Motion Graphs


There are several types of graphs that can be used to analyse motion:

  • position-time graphs
  • velocity-time graphs
  • acceleration-time graphs

Qualitative and quantitative information about the motion of a body can be determined by considering the shape, gradient and area under various graphs. Understanding how to correctly identify and calculate these values for each different type of graph is the focus of this section.


Position-Time Graphs

A position-time graph will show the position, x, of an object measured from a starting position over a time interval, t. Position is on the vertical axis and has the SI unit metres (m) and time is on the horizontal axis with the SI unit seconds (s). The following information can be determined from a position-time graph:

  • The position (also displacement) of the object from its origin at any time by reading directly from the graph
  • If the object is moving toward or away from its original position.
  • The total distance covered by the object by adding up different sections of the objects position
  • The velocity of the object at any instant by calculating the gradient at that point

Gradient and Velocity

The velocity of an object at any time, t, is determined by calculating the gradient of the graph at that point.

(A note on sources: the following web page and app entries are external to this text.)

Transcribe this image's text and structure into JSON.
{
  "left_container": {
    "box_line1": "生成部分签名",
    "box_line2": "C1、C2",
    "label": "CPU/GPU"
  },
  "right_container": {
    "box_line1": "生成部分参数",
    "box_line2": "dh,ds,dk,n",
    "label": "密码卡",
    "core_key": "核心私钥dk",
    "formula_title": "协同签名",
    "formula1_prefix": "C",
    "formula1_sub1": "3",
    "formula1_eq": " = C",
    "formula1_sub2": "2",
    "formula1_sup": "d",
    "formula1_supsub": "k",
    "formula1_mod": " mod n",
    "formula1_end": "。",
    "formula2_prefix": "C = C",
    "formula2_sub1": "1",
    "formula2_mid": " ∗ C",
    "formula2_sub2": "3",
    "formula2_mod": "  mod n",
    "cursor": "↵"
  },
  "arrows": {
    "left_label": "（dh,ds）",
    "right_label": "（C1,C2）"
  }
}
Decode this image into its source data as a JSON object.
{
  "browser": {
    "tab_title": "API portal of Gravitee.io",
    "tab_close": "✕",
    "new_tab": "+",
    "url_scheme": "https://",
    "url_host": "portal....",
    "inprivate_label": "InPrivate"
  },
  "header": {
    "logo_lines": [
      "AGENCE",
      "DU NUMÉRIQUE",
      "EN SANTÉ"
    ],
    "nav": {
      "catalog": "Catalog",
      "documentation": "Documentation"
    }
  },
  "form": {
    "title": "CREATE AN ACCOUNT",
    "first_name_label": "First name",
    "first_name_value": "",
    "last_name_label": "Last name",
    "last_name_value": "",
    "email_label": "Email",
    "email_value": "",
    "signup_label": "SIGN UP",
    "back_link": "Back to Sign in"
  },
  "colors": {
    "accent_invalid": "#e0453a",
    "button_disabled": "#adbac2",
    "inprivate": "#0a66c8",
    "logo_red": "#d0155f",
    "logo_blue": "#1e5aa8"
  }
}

This is relatively straight forward for graphs of uniform motion – where an object is either stationary or moving at constant velocity, but, is more difficult for graphs of non-uniform motion (see below). The gradient is determined by calculating the \cfrac { rise }{ run } at any particular point:

Non-uniform Motion

Non-uniform motion is motion where the velocity is constantly changing. This is seen as a curve on a position-time graph.


Velocity-Time Graphs

A velocity-time graph will show the velocity, v, of an object over a time interval, t. Velocity is on the vertical axis and has the SI unit m/s, and time is on the horizontal axis with the SI unit seconds (s). The following information can be determined from a velocity-time graph:

  • The velocity of the object at any time by reading directly from the graph
  • If the object is speeding up or slowing down.
  • The total distance covered by the object by calculating the area under the graph
  • The acceleration of the object at any instant by calculating the gradient at that point

Gradient and Acceleration

The acceleration of an object at any time, t, is determined by calculating the gradient of the graph at that point. How to calculate the gradient was demonstrated above.

Negative Velocity

Some graphs may indicate a negative velocity as shown below. From the graph below it can be observed that:

  • the object is accelerating between 0-20 seconds
  • the object maintains a constant velocity of 8 m/s between 20-30 seconds
  • the object slows down between 30-50 seconds
  • the object increases its speed in the opposite direction between 50-65 seconds, and so on

*note: even though the object may be moving in the opposite direction as indicated when the line trends below the line – this does not necessarily mean the object is back past its origin as would be the case with a position-time graph.


Acceleration-Time Graphs

An acceleration-time graph will show the acceleration, a, of an object over a time interval, t. Acceleration is on the vertical axis and has the SI unit m/s2, and time is on the horizontal axis with the SI unit seconds (s). The following information can be determined from an acceleration-time graph:

  • The acceleration of the object at any time by reading directly from the graph
  • If the object is speeding up or slowing down.
  • The objects change in velocity by calculating the area under the graph

The acceleration-time graph below matches the velocity-time graph illustrated above.


Example 1:

Using the position-time graph below, complete the following questions:

  1. how far has the object travelled after 25 and 70 seconds?
  2. when is the object at rest?
  3. what is the velocity of the object between 0-25 seconds?
  4. what is the total displacement and distance of the object after 100 seconds?

Answers:

a) 10m, 40m (read directly from the graph)

b) between 25-40 and 70-80 seconds

c) velocity = gradient of the graph:

= \cfrac { 10-0 }{ 25-0 } = 0.4 m/s

d) displacement = 0m (graph finishes at origin), distance = 80m


Example 2:

Using the velocity-time graph below, complete the following questions:

  1. what is the velocity of the object after 10 and 70 seconds?
  2. when is the object moving at a constant velocity?
  3. when was the object stationary?
  4. what is the acceleration of the object between 0-20 seconds?
  5. what is the total displacement of the object after 50 seconds?

Answers:

a) 4 m/s, -6 m/s (read directly from the graph)

b) between 20-30 and 65-75 seconds

c) between 85-100 seconds

d) acceleration = gradient of the graph:

= \cfrac { 8-0 }{ 20-0 } = 0.4 m/s2

e) 240m (area under the graph between 0-50 seconds


Example 3:

Draw a velocity-time graph for the following acceleration-time graph:

Answer: